▸ **WHAT THE TASK REQUIRES**:
Look through the records below, and whenever a line contains "第五次作业", copy it.

▸ **ENTRIES SHOWN**:
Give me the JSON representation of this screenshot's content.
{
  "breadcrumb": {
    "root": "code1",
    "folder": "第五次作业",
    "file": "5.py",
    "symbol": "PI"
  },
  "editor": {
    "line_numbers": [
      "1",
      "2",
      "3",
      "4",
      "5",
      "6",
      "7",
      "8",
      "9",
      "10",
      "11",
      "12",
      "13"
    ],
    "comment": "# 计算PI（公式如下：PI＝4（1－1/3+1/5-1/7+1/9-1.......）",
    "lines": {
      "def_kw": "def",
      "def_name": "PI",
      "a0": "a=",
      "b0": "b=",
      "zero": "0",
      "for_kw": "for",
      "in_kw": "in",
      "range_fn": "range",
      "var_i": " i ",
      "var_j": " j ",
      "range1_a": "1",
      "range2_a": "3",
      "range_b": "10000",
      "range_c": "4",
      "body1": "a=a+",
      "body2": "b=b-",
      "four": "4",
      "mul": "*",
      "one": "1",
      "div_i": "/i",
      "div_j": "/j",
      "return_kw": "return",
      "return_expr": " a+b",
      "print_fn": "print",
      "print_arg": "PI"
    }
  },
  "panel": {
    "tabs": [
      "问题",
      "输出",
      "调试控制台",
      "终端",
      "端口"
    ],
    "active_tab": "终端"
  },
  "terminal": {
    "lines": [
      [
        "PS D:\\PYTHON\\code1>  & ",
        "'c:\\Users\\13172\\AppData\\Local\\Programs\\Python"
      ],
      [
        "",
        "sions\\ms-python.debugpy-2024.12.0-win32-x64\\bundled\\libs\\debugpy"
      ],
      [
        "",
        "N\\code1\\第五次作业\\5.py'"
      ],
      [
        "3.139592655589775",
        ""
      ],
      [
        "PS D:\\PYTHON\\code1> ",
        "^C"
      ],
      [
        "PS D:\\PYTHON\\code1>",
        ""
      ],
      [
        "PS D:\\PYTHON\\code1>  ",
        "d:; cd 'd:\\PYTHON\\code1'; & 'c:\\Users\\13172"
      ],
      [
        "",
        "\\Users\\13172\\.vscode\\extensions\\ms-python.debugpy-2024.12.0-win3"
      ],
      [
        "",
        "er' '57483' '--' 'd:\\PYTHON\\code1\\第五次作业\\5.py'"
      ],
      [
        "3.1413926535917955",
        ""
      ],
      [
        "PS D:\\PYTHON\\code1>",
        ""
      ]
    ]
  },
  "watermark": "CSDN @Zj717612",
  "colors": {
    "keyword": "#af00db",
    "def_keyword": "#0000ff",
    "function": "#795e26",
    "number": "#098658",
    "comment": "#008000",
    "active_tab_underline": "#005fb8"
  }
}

▸ **RESULT OF THE TASK**:
    "folder": "第五次作业",
        "N\\code1\\第五次作业\\5.py'"
        "er' '57483' '--' 'd:\\PYTHON\\code1\\第五次作业\\5.py'"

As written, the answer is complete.